§ **Material shown**:
___

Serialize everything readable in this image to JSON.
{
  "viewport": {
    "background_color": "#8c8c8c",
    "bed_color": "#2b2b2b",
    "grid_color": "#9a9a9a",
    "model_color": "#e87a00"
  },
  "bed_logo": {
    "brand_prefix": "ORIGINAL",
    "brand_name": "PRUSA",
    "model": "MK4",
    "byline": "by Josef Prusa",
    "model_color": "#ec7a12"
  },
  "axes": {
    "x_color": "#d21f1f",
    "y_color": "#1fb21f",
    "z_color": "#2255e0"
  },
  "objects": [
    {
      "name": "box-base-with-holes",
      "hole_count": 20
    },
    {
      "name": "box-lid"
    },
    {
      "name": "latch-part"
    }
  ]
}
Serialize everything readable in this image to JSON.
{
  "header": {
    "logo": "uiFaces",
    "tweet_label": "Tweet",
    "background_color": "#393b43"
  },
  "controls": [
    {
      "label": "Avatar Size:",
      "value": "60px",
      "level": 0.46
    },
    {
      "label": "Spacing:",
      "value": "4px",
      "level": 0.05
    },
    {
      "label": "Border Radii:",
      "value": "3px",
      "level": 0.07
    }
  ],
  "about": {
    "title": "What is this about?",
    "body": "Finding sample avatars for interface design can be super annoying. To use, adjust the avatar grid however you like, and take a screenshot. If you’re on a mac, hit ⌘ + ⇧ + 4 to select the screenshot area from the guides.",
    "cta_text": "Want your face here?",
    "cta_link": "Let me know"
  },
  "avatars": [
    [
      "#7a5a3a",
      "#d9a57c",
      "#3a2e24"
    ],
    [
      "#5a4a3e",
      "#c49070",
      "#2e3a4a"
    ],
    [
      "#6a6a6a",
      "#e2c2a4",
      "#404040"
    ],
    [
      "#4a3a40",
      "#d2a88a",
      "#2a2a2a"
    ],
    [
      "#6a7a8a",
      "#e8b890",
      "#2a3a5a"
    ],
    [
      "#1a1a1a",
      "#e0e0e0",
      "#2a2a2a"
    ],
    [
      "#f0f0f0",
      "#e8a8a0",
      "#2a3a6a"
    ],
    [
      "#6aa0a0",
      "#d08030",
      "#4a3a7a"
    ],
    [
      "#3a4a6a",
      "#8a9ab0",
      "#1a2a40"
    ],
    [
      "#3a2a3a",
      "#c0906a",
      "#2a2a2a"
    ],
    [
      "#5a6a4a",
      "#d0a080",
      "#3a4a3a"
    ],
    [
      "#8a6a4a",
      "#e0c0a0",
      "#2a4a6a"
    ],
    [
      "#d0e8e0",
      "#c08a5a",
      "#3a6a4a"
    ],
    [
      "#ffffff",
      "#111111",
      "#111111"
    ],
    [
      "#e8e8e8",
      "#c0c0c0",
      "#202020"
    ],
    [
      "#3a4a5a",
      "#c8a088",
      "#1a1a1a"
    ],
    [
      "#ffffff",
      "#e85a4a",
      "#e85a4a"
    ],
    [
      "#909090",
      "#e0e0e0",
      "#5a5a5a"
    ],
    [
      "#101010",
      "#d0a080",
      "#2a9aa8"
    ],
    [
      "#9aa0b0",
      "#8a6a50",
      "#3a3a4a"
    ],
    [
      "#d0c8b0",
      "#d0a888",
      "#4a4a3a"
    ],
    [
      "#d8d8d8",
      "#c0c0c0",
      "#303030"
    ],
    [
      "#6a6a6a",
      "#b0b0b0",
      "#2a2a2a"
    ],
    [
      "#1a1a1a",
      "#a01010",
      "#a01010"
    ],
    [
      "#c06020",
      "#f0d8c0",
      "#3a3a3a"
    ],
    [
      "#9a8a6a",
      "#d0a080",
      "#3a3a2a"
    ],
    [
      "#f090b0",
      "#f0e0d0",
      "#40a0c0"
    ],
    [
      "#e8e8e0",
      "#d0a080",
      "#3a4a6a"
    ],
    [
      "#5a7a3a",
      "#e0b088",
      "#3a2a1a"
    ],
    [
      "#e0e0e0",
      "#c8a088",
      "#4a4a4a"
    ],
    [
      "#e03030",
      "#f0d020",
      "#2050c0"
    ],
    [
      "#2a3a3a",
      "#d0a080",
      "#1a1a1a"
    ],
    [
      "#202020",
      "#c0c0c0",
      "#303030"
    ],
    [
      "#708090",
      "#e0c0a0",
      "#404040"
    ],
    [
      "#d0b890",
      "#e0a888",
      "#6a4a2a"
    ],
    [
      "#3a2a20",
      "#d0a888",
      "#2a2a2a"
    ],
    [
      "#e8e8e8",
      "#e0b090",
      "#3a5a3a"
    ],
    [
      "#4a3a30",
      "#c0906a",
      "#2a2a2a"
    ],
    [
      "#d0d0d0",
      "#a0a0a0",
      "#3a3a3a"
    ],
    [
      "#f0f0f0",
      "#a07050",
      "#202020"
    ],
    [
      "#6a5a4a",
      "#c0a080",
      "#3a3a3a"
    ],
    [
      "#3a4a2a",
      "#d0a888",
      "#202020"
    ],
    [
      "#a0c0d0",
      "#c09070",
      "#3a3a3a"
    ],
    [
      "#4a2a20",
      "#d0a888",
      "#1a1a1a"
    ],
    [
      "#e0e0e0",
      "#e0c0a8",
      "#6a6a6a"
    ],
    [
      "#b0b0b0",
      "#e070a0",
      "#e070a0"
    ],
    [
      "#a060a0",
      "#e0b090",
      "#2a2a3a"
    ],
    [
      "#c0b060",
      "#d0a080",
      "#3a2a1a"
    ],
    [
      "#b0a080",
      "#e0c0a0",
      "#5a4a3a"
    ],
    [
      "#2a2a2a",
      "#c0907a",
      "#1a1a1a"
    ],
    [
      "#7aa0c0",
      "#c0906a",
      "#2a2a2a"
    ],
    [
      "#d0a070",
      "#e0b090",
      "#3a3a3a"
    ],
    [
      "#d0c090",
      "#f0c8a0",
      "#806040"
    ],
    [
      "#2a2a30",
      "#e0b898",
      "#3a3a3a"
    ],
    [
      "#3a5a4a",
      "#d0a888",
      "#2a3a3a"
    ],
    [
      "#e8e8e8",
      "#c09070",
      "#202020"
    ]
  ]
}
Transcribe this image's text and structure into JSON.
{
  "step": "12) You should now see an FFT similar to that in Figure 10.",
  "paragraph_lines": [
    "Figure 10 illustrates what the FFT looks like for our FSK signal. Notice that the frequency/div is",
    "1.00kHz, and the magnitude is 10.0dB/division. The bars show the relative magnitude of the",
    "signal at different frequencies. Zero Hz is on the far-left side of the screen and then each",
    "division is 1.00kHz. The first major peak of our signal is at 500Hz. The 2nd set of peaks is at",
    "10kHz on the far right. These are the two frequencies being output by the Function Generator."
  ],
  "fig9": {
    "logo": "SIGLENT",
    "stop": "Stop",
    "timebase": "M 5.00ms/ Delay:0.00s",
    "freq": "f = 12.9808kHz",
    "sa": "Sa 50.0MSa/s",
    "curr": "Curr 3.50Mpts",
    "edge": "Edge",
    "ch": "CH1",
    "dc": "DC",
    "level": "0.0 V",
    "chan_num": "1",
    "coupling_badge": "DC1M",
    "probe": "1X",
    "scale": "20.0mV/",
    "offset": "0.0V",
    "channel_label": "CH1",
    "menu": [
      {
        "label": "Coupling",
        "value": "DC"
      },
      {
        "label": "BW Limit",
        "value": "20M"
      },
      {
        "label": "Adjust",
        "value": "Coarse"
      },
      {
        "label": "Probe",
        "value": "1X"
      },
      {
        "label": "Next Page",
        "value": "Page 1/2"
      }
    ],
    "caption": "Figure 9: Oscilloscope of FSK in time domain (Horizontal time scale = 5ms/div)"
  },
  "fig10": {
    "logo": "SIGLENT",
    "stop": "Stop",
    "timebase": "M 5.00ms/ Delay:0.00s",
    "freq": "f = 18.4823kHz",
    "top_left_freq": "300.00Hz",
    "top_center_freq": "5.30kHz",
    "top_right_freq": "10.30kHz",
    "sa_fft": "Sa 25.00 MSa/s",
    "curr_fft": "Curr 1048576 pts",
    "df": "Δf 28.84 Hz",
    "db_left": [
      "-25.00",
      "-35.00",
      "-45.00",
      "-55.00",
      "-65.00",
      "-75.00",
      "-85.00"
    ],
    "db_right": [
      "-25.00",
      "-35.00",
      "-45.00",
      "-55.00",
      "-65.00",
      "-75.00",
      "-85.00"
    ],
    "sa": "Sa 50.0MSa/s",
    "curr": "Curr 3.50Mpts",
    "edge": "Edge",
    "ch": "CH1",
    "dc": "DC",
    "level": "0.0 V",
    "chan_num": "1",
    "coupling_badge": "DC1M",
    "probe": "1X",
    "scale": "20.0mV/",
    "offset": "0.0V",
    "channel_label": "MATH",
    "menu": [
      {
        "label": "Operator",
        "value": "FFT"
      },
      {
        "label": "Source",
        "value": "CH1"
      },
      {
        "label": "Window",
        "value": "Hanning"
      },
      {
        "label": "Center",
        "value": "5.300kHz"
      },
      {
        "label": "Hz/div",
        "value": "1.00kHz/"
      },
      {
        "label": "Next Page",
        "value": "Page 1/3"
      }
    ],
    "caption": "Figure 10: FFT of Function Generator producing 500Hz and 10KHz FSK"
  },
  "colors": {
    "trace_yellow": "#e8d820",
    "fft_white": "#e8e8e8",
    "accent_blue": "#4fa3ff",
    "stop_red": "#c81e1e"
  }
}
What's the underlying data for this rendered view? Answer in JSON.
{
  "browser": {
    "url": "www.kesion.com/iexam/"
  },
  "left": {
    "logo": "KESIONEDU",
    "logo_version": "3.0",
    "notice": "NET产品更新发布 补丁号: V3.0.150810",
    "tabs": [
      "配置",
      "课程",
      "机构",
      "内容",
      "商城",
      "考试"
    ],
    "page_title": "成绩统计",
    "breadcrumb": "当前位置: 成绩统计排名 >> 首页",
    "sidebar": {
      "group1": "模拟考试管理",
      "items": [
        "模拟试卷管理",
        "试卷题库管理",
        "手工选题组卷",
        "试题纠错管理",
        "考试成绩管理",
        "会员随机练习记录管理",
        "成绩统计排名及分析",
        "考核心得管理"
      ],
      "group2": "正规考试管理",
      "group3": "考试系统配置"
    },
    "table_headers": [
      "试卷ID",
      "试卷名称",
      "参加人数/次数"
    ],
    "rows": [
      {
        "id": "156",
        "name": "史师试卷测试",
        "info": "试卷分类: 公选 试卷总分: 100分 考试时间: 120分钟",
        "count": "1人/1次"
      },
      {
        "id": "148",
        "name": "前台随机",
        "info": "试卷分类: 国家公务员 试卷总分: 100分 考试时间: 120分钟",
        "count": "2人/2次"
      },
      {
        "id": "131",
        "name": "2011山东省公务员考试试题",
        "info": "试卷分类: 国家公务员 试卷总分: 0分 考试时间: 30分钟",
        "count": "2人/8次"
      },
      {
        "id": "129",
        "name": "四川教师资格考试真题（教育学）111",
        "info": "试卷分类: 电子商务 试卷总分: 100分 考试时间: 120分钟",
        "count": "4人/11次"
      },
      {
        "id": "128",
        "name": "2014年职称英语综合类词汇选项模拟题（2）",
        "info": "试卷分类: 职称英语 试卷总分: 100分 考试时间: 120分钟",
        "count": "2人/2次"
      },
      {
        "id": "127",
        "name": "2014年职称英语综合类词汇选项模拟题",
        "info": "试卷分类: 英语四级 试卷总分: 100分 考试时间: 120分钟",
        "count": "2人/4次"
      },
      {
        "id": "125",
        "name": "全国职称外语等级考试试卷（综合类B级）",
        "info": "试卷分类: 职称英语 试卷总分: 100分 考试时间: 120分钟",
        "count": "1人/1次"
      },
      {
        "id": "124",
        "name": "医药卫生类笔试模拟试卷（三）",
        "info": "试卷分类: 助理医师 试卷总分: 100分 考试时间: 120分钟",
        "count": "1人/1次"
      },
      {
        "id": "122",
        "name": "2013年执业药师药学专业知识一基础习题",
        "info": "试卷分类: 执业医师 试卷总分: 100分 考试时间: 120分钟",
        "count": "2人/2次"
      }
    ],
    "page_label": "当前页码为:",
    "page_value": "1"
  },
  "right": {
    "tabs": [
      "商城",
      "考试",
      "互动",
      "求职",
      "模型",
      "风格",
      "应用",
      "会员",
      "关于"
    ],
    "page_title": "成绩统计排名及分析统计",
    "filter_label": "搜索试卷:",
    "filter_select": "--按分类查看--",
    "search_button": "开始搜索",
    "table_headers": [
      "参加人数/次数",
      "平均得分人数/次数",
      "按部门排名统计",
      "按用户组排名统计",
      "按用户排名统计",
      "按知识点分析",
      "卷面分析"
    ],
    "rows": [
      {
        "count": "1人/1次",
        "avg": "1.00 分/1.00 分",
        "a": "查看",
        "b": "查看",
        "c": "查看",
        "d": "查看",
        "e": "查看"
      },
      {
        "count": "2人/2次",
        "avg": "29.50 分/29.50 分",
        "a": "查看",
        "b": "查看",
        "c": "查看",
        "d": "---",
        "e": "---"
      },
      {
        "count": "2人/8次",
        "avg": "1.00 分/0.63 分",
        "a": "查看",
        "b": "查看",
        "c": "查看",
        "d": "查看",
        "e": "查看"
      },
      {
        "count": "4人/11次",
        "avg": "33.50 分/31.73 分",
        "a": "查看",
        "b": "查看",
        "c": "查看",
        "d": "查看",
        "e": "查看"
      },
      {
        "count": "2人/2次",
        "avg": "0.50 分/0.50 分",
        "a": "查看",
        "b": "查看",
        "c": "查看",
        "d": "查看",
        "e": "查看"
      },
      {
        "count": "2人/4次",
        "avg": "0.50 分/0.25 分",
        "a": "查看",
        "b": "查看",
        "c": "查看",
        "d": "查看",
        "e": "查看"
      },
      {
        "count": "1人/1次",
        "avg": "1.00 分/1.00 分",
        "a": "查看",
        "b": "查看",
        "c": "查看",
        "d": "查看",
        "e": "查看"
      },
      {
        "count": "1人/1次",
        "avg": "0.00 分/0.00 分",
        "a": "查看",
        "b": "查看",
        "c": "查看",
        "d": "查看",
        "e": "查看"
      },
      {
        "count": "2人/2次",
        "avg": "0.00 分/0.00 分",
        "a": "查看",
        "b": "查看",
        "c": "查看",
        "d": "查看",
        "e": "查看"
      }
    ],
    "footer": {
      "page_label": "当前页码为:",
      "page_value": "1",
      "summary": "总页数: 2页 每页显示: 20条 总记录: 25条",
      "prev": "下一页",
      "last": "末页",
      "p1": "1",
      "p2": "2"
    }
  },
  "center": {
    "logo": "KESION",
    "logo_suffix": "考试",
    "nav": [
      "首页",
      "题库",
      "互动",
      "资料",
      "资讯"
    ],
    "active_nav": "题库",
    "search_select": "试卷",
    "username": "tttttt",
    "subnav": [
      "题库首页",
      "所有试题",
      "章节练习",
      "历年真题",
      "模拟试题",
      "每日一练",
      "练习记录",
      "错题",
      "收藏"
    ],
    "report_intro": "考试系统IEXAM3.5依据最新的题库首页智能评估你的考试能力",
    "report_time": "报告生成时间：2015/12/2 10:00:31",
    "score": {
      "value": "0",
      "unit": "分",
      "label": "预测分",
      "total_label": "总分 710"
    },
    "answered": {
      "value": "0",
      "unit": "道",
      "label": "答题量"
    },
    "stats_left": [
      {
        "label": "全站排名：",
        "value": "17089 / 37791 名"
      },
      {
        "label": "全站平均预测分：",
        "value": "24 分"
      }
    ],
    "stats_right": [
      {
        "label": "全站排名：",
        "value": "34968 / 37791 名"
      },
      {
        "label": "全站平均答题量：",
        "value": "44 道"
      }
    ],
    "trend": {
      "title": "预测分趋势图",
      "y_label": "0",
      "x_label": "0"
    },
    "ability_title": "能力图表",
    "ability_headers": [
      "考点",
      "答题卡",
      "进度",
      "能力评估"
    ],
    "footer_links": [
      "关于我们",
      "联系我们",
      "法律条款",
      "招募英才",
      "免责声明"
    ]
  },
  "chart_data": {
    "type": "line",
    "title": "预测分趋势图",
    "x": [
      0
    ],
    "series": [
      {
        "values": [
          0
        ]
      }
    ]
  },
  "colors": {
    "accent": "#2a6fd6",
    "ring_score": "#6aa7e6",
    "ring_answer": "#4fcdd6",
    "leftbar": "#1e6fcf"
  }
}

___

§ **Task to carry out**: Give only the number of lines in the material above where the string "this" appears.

§ **Output of the task**: 5